Dental problems can cause your cat significant pain, and lead to other health issues. Today, our Harrisburg veterinary team explains how to spot dental health problems in your cat, what the most common dental diseases are in cats, and how these issues can be prevented or treated.
Your Cat's Oral Health
Your cat's oral health is important to their overall health and well-being. Your cat uses their mouth, teeth, and gums to eat and vocalize, so when its oral structures are diseased or damaged, and stop functioning properly, your cat experiences pain, which will interfere with its ability to eat and communicate normally.
Additionally, the bacteria and infections that many cats experience oral health problems from won't just stay in your cat's mouth. If left untreated, the infection and bacteria from your cat's mouth could spread throughout the rest of their body, harming vital organs like their kidneys, liver, and heart and having more detrimental effects on their general health and lifespan.
How To Spot Dental Problems in Cats
Specific symptoms of teeth problems in cats will differ between conditions, however, if you notice any of the following behaviors or symptoms, there is a chance that your cat is suffering from dental disease.
Some of the most common symptoms of dental disease in cats can include:
- Bad Breath (halitosis)
- Excessive drooling
- Weight loss
- Difficulty with or slow eating
- Missing or loose teeth
- Visible tartar
- Bleeding, swollen, or noticeably red gums
- Pawing at their teeth or mouth

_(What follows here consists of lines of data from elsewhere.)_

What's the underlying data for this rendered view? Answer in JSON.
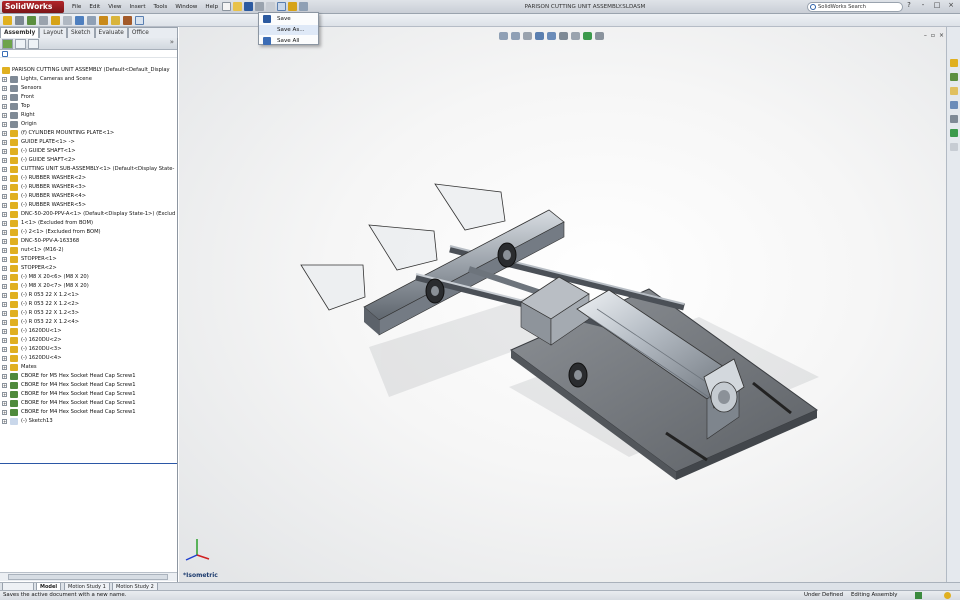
{
  "app": {
    "name": "SolidWorks",
    "document_title": "PARISON CUTTING UNIT ASSEMBLY.SLDASM"
  },
  "menu": [
    "File",
    "Edit",
    "View",
    "Insert",
    "Tools",
    "Window",
    "Help"
  ],
  "search": {
    "placeholder": "SolidWorks Search"
  },
  "window_controls": [
    "?",
    "-",
    "□",
    "×"
  ],
  "command_tabs": [
    "Assembly",
    "Layout",
    "Sketch",
    "Evaluate",
    "Office Products"
  ],
  "save_menu": {
    "items": [
      "Save",
      "Save As...",
      "Save All"
    ],
    "highlighted": "Save As..."
  },
  "tree": {
    "root": "PARISON CUTTING UNIT ASSEMBLY  (Default<Default_Display",
    "nodes": [
      "Lights, Cameras and Scene",
      "Sensors",
      "Front",
      "Top",
      "Right",
      "Origin",
      "(f) CYLINDER MOUNTING PLATE<1>",
      "GUIDE PLATE<1> ->",
      "(-) GUIDE SHAFT<1>",
      "(-) GUIDE SHAFT<2>",
      "CUTTING UNIT SUB-ASSEMBLY<1> (Default<Display State-",
      "(-) RUBBER WASHER<2>",
      "(-) RUBBER WASHER<3>",
      "(-) RUBBER WASHER<4>",
      "(-) RUBBER WASHER<5>",
      "DNC-50-200-PPV-A<1> (Default<Display State-1>) (Exclud",
      "1<1> (Excluded from BOM)",
      "(-) 2<1> (Excluded from BOM)",
      "DNC-50-PPV-A-163368",
      "nut<1> (M16-2)",
      "STOPPER<1>",
      "STOPPER<2>",
      "(-) M8 X 20<6> (M8 X 20)",
      "(-) M8 X 20<7> (M8 X 20)",
      "(-) R 053 22 X 1.2<1>",
      "(-) R 053 22 X 1.2<2>",
      "(-) R 053 22 X 1.2<3>",
      "(-) R 053 22 X 1.2<4>",
      "(-) 1620DU<1>",
      "(-) 1620DU<2>",
      "(-) 1620DU<3>",
      "(-) 1620DU<4>",
      "Mates",
      "CBORE for M5 Hex Socket Head Cap Screw1",
      "CBORE for M4 Hex Socket Head Cap Screw1",
      "CBORE for M4 Hex Socket Head Cap Screw1",
      "CBORE for M4 Hex Socket Head Cap Screw1",
      "CBORE for M4 Hex Socket Head Cap Screw1",
      "(-) Sketch13"
    ]
  },
  "view": {
    "orientation": "*Isometric"
  },
  "bottom_tabs": [
    "Model",
    "Motion Study 1",
    "Motion Study 2"
  ],
  "status": {
    "message": "Saves the active document with a new name.",
    "definition": "Under Defined",
    "mode": "Editing Assembly"
  },
  "colors": {
    "accent": "#2c5aa0",
    "logo_red": "#b3262a",
    "tree_icon_yellow": "#e0b020",
    "tree_icon_gray": "#7f8a96"
  }
}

Bring your cat as soon as you can to your Harrisburg vet for an examination if you notice any of the aforementioned signs of dental disease in them. The sooner the dental disease in your cat is identified and treated, the better for the long-term health of your cat.
Common Cat Dental Diseases
While there is a wide range of health issues that can affect your cat's gums, teeth, and other oral structures, there are three particularly common conditions to watch out for.
Approximately 70% of all cats will develop some form of periodontal disease by the time they reach the age of 3.
This disease is an infection caused by bacteria found in plaque—the soft film of bacteria and food debris that builds up on teeth over the day. If your cat's plaque isn't regularly brushed away or cleaned, it will harden and form tartar that extends below its gum life.
It starts to irritate and erode the structures supporting your cat's teeth when the bacteria become trapped beneath the gum line and up against the cat's teeth. In the event that periodontal disease is left unattended, the bacteria will spread throughout your cat's body, resulting in a serious infection of the cat's gums, loose and missing teeth, and organ damage.
Feline stomatitis is an incredibly painful inflammation and ulceration—opening of sores—of your cat's gums, cheeks, and tongue.
Persians and Himalayans are predisposed to developing this condition but any cat can develop stomatitis.
Cats with this condition are frequently in excruciating pain and have decreased appetites as a result. Cats may become malnourished in some cases because eating is so painful for them. If your cat has a mild case, at-home care may be sufficient to treat its stomatitis. However, severe cases necessitate surgical intervention.
Tooth resorption in cats is a problem concerning the gradual destruction of a tooth or multiple teeth in your cat's mouth. This is a fairly common condition in cats, potentially affecting up to three-quarters of middle-aged and older cats.
When a cat suffers from tooth resorption, the body begins to break down the hard outer layer of the tooth, causing it to loosen and cause pain. This destruction takes place beneath your cat's gum line, making it difficult to detect without a dental X-ray. However, if your cat suddenly develops a preference for soft foods or swallows their food without chewing, it may have this condition.
Preventing Dental Issues in Cats
The absolute best way to help prevent the development of dental problems with your cat's teeth is routine brushing and cleaning your cat's mouth. Your cat's teeth and gums will have a much better chance of remaining healthy if plaque is brushed or wiped away before it can cause damage or infection.
To help keep your kitty's teeth in tip-top condition bring your pet in for a professional dental examination and cleaning once a year. Dental appointments at Colonial Park Animal Clinic are like taking your kitty for an appointment at the veterinary cat dentist.
You should start brushing your cat's teeth and gums when they are still kittens so that they can get used to the process and avoid oral health problems from arising in the first place. Dental treats and foods are also available to help you maintain your cat's dental health if they won't let you brush their teeth.
Note: The advice provided in this post is intended for informational purposes and does not constitute medical advice regarding pets. For an accurate diagnosis of your pet's condition, please make an appointment with your vet.